God has given every woman the ability to have an extraordinary faith--one that involves both the heart and the mind. Yet many women's faith is grounded solely in their hearts, leaving them unable to defend their faith or susceptible to the latest spiritual fads.
In this book, Patty includes real-life stories and examples, including her own experience coming to Christ after a ten-year search for truth. She reveals how beliefs are not just about the intellect--they play an active role in behavior, in relationships, and in families. Finally, she demonstrates how you can share and defend your faith to those you love in a persuasive yet relational way.
Includes questions for personal study and large or small groups.
This conclusion of Pulitzer Prize–winning author Bruce Catton’s acclaimed Civil War history of General Ulysses S. Grant begins in the summer of 1863. After Grant’s bold and decisive triumph over the Confederate Army at Vicksburg—a victory that wrested control of the Mississippi River from Southern hands—President Abraham Lincoln promoted Grant to the head of the Army of the Potomac. The newly named general was virtually unknown to the nation and to the Union’s military high command, but he proved himself in the brutal closing year and a half of the War Between the States. Grant’s strategic brilliance and unshakeable tenacity crushed the Confederacy in the battles of the Overland Campaign in Virginia and the Siege of Petersburg.

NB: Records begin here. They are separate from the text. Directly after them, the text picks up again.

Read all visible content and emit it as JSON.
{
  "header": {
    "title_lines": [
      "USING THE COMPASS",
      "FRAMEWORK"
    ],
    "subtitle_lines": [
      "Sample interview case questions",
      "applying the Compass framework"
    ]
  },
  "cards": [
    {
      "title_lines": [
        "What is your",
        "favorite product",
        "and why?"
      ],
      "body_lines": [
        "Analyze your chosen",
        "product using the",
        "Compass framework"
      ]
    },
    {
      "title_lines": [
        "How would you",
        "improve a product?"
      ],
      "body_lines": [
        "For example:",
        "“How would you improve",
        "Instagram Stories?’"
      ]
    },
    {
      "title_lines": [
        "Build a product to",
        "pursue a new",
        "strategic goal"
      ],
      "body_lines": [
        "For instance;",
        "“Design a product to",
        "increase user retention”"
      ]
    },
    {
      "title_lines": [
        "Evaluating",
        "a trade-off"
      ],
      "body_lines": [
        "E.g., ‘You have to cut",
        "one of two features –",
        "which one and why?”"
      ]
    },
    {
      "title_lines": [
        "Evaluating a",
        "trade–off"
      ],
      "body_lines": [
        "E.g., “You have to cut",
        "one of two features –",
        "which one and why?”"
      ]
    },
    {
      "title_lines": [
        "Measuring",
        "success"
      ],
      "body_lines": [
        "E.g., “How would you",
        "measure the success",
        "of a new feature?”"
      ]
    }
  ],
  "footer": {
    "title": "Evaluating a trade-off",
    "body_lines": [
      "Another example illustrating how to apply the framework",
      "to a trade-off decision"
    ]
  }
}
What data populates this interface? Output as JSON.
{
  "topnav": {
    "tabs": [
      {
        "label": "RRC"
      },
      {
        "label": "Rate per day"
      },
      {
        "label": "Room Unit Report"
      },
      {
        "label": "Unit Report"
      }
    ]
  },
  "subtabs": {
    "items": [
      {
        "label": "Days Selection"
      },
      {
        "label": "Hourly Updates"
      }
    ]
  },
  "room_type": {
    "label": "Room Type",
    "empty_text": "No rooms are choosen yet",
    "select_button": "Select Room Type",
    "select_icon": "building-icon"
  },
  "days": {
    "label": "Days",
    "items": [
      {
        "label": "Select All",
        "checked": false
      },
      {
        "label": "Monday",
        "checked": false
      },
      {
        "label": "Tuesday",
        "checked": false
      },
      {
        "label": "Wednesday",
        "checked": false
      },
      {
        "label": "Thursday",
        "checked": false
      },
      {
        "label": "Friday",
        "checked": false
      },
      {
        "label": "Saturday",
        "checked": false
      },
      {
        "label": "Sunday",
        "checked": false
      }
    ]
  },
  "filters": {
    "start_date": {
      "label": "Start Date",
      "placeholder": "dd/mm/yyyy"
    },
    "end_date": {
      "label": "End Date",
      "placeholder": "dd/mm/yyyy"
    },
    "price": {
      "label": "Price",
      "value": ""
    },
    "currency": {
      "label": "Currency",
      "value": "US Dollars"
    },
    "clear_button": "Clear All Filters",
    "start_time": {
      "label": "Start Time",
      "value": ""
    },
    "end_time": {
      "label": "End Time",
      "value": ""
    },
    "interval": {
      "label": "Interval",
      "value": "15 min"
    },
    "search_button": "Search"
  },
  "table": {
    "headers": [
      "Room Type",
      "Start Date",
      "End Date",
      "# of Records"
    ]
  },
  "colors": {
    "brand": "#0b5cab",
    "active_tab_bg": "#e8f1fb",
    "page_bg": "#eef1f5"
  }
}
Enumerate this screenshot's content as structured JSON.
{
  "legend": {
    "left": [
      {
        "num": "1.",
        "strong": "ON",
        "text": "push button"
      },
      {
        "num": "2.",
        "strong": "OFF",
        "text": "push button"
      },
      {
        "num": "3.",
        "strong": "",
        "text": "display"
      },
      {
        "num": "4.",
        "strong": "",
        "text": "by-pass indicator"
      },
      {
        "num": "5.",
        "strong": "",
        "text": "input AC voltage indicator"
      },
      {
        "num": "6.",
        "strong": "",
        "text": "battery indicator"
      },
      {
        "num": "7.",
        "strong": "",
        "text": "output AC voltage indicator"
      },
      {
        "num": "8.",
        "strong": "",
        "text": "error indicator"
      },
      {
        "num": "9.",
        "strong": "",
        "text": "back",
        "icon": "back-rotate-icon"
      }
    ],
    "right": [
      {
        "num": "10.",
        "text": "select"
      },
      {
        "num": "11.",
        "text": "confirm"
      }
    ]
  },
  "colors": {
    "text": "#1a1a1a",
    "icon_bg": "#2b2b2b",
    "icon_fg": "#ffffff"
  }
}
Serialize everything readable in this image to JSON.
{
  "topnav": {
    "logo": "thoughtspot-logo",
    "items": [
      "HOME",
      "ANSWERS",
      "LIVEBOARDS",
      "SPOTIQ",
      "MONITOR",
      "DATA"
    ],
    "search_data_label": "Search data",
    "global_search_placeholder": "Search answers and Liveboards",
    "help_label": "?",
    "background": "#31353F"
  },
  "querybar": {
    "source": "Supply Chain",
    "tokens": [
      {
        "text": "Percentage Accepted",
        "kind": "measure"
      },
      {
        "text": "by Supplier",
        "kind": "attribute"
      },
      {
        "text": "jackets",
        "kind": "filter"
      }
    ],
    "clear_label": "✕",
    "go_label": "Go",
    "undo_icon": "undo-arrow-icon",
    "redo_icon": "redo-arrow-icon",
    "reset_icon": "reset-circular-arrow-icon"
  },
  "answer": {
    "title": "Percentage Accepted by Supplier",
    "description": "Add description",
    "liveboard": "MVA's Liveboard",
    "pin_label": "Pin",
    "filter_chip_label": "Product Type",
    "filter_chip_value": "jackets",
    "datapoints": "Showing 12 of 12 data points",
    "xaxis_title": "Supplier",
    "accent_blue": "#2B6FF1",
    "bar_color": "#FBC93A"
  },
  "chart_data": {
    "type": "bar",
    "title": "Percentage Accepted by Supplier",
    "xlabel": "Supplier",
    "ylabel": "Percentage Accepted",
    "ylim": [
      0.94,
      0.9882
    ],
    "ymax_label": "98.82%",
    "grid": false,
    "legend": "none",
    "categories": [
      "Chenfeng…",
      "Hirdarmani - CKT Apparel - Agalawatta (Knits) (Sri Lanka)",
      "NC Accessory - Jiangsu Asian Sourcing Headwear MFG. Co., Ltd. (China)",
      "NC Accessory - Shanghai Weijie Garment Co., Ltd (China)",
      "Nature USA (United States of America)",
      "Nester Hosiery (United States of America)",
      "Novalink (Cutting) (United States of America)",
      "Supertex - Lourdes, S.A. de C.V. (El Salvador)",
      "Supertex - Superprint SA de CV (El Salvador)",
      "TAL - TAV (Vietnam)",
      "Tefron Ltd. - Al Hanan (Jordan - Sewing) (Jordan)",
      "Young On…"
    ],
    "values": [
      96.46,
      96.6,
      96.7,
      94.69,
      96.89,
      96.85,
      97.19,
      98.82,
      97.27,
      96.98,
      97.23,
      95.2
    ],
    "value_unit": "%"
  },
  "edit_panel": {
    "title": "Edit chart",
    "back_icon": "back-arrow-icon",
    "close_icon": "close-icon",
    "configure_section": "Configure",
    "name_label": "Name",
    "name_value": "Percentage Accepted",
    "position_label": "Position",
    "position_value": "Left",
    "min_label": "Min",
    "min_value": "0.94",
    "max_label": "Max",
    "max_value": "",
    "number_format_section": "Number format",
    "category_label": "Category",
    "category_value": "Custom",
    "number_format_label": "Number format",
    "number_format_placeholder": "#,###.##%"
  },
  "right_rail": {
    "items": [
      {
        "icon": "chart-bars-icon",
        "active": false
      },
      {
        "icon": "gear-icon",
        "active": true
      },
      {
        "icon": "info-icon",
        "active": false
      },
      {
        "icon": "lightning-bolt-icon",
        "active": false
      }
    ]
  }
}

In the spring of 1865, Grant finally forced Robert E. Lee’s surrender at Appomattox Court House, thus ending the bloodiest conflict on American soil. Although tragedy struck only days later when Lincoln—whom Grant called “incontestably the greatest man I have ever known”—was assassinated, Grant’s military triumphs would ensure that the president’s principles of unity and freedom would endure.
In Grant Takes Command, Catton offers readers an in-depth portrait of an extraordinary warrior and unparalleled military strategist whose brilliant battlefield leadership saved an endangered Union.
Emily has always been the kind of girl who tries to do the right thing—until one night when she does the worst thing possible. She sees Belinda, a classmate with developmental disabilities, being attacked. Inexplicably, she does nothing at all.
Belinda, however, manages to save herself. When their high school finds out what happened, Emily and Lucas, a football player who was also there that night, are required to perform community service at a center for disabled people. Soon, Lucas and Emily begin to feel like maybe they’re starting to make a real difference. Like they would be able to do the right thing, if they could do that night all over again. But can they do anything that will actually help the one person they hurt the most?
Told in alternating points of view, A Step Toward Falling is a poignant, hopeful, and altogether stunning work that will appeal to fans of books by Jennifer Niven, Robyn Schneider, and Jandy Nelson.